Compared with SA and WL control groups, TA manifested persisting superiority and clinically relevant benefits for at least 24 weeks in migraine prophylaxis, including reducing the number of migraine frequency and days with migraine, as well as decreasing pain intensity.
Corresponding Author: Fanrong Liang, MD, Acupuncture and Tuina School, Chengdu University of Traditional Chinese Medicine, No. 37 Shi’er Qiao Rd, Chengdu, Sichuan 610075, China (firstname.lastname@example.org).
Accepted for Publication: November 30, 2016.
Published Online: February 20, 2017. doi:10.1001/jamainternmed.2016.9378
Author Contributions: Drs Liang and Zhao had full access to all study data and take full responsibility for data integrity and accuracy of the data analysis. Ling Zhao and Jiao Chen contributed equally to this manuscript.
Concept and design: Zhao, Y. Li, Zheng, Liang.

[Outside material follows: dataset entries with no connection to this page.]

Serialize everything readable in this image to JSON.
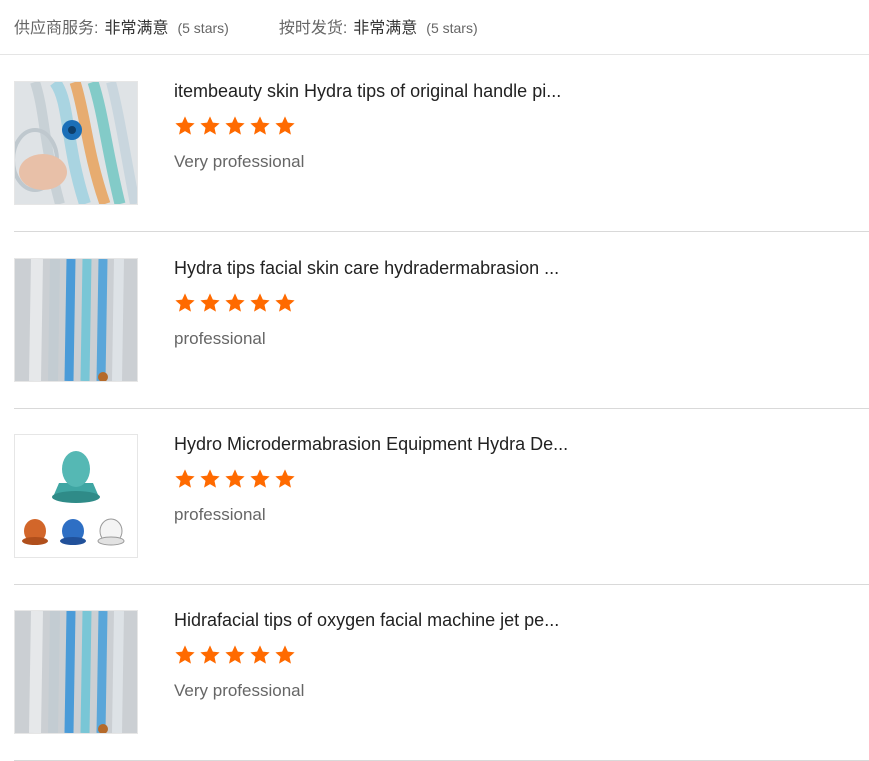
{
  "summary": {
    "supplier_service": {
      "label": "供应商服务:",
      "value": "非常满意",
      "stars": "(5 stars)"
    },
    "on_time_delivery": {
      "label": "按时发货:",
      "value": "非常满意",
      "stars": "(5 stars)"
    }
  },
  "colors": {
    "star": "#ff6a00",
    "divider": "#d9d9d9"
  },
  "reviews": [
    {
      "title": "itembeauty skin Hydra tips of original handle pi...",
      "rating": 5,
      "comment": "Very professional",
      "image_icon": "hydra-handle-product-photo"
    },
    {
      "title": "Hydra tips facial skin care hydradermabrasion ...",
      "rating": 5,
      "comment": "professional",
      "image_icon": "hydra-tips-bags-photo"
    },
    {
      "title": "Hydro Microdermabrasion Equipment Hydra De...",
      "rating": 5,
      "comment": "professional",
      "image_icon": "hydra-tip-heads-photo"
    },
    {
      "title": "Hidrafacial tips of oxygen facial machine jet pe...",
      "rating": 5,
      "comment": "Very professional",
      "image_icon": "hydra-tips-bags-photo"
    }
  ]
}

Acquisition, analysis, or interpretation of data: Zhao, Chen, Sun, Chang, Zheng, Gong, Huang, Yang, Wu, X. Li.
Drafting of the manuscript: Zhao, Chen, Zheng, Yang.
Critical revision of the manuscript for important intellectual content: Zhao, Y. Li, Sun, Chang, Zheng, Gong, Huang, Wu, X. Li, Liang.
Statistical analysis: Zheng.
Obtained funding: Zhao, Zheng, Liang.
Administrative, technical, or material support: Zhao, Chang, Gong, Huang, Yang, X. Li.
Supervision: Wu, Liang.
Conflict of Interest Disclosures: None reported.
Funding/Support: This trial was supported by grants from the State Key Program for Basic Research of China (2012CB518501), the National Natural Science Foundation of China (81473603, 81590951), and the Project of Youth Fund of Sichuan Province (2016JQ0013).
Role of the Funder/Sponsor: The funding sources had no role in the design and conduct of the study; collection, management, analysis, and interpretation of the data; preparation, review, or approval of the manuscript; and decision to submit the manuscript for publication.
Additional Contributions: We thank Dongtao Lin, BA, of Sichuan University for copyediting the manuscript. She was not compensated for her assistance.